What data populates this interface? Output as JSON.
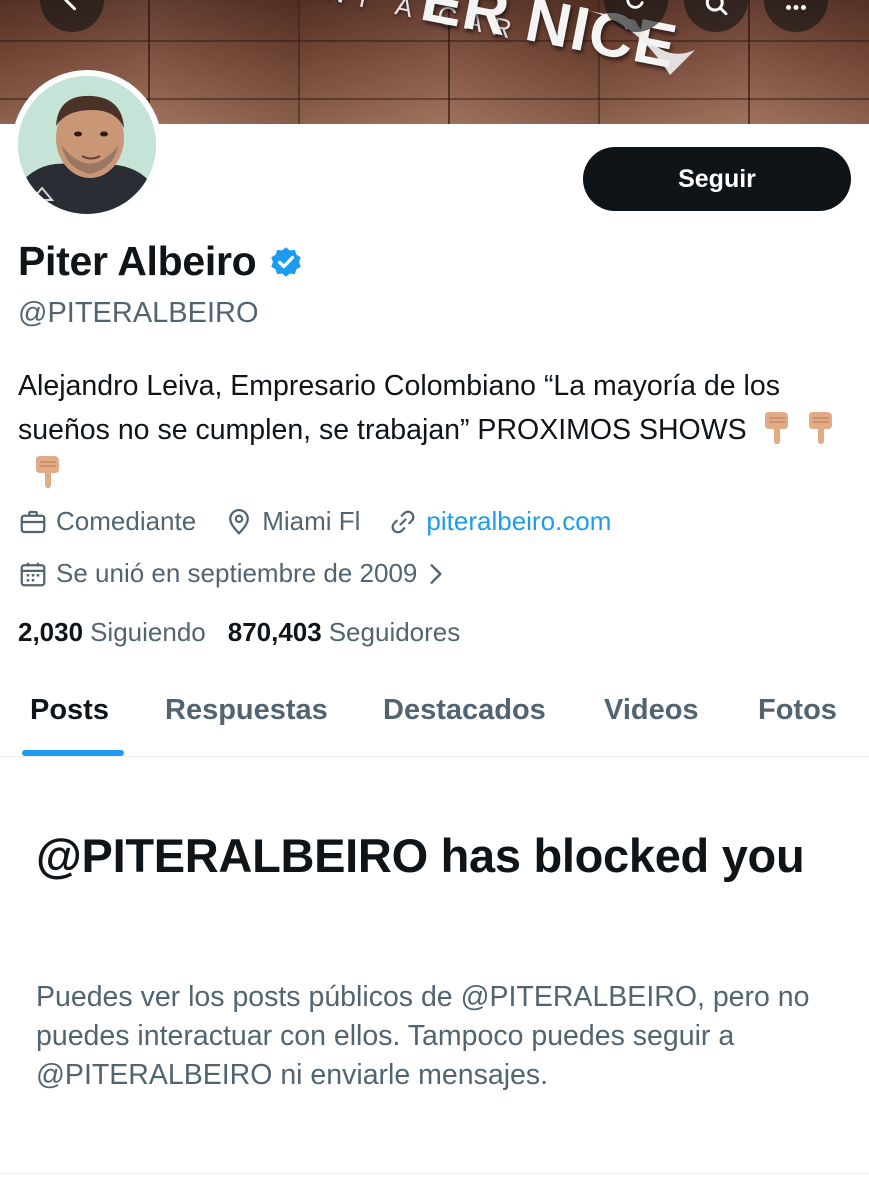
{
  "banner": {
    "logo_text": "ER NICE",
    "logo_sub": "NT A CAR"
  },
  "profile": {
    "name": "Piter Albeiro",
    "handle": "@PITERALBEIRO",
    "follow_label": "Seguir",
    "bio": "Alejandro Leiva, Empresario Colombiano “La mayoría de los sueños no se cumplen, se trabajan” PROXIMOS SHOWS",
    "bio_emojis": [
      "point-down-emoji",
      "point-down-emoji",
      "point-down-emoji"
    ],
    "category": "Comediante",
    "location": "Miami Fl",
    "website": "piteralbeiro.com",
    "joined": "Se unió en septiembre de 2009",
    "following_count": "2,030",
    "following_label": "Siguiendo",
    "followers_count": "870,403",
    "followers_label": "Seguidores"
  },
  "tabs": [
    {
      "label": "Posts",
      "active": true
    },
    {
      "label": "Respuestas",
      "active": false
    },
    {
      "label": "Destacados",
      "active": false
    },
    {
      "label": "Videos",
      "active": false
    },
    {
      "label": "Fotos",
      "active": false
    }
  ],
  "blocked": {
    "title": "@PITERALBEIRO has blocked you",
    "description": "Puedes ver los posts públicos de @PITERALBEIRO, pero no puedes interactuar con ellos. Tampoco puedes seguir a @PITERALBEIRO ni enviarle mensajes."
  },
  "colors": {
    "accent": "#1d9bf0",
    "text_primary": "#0f1419",
    "text_secondary": "#536471",
    "button_bg": "#0f1419"
  },
  "icons": {
    "back": "arrow-left-icon",
    "refresh": "refresh-icon",
    "search": "search-icon",
    "more": "more-icon",
    "verified": "verified-badge-icon",
    "category": "briefcase-icon",
    "location": "location-pin-icon",
    "website": "link-icon",
    "joined": "calendar-icon",
    "chevron": "chevron-right-icon"
  }
}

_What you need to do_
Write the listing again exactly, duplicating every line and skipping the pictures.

_Answer to the exercise_
What data populates this interface? Output as JSON.
{
  "banner": {
    "logo_text": "ER NICE",
    "logo_sub": "NT A CAR"
  },
  "profile": {
    "name": "Piter Albeiro",
    "handle": "@PITERALBEIRO",
    "follow_label": "Seguir",
    "bio": "Alejandro Leiva, Empresario Colombiano “La mayoría de los sueños no se cumplen, se trabajan” PROXIMOS SHOWS",
    "bio_emojis": [
      "point-down-emoji",
      "point-down-emoji",
      "point-down-emoji"
    ],
    "category": "Comediante",
    "location": "Miami Fl",
    "website": "piteralbeiro.com",
    "joined": "Se unió en septiembre de 2009",
    "following_count": "2,030",
    "following_label": "Siguiendo",
    "followers_count": "870,403",
    "followers_label": "Seguidores"
  },
  "tabs": [
    {
      "label": "Posts",
      "active": true
    },
    {
      "label": "Respuestas",
      "active": false
    },
    {
      "label": "Destacados",
      "active": false
    },
    {
      "label": "Videos",
      "active": false
    },
    {
      "label": "Fotos",
      "active": false
    }
  ],
  "blocked": {
    "title": "@PITERALBEIRO has blocked you",
    "description": "Puedes ver los posts públicos de @PITERALBEIRO, pero no puedes interactuar con ellos. Tampoco puedes seguir a @PITERALBEIRO ni enviarle mensajes."
  },
  "colors": {
    "accent": "#1d9bf0",
    "text_primary": "#0f1419",
    "text_secondary": "#536471",
    "button_bg": "#0f1419"
  },
  "icons": {
    "back": "arrow-left-icon",
    "refresh": "refresh-icon",
    "search": "search-icon",
    "more": "more-icon",
    "verified": "verified-badge-icon",
    "category": "briefcase-icon",
    "location": "location-pin-icon",
    "website": "link-icon",
    "joined": "calendar-icon",
    "chevron": "chevron-right-icon"
  }
}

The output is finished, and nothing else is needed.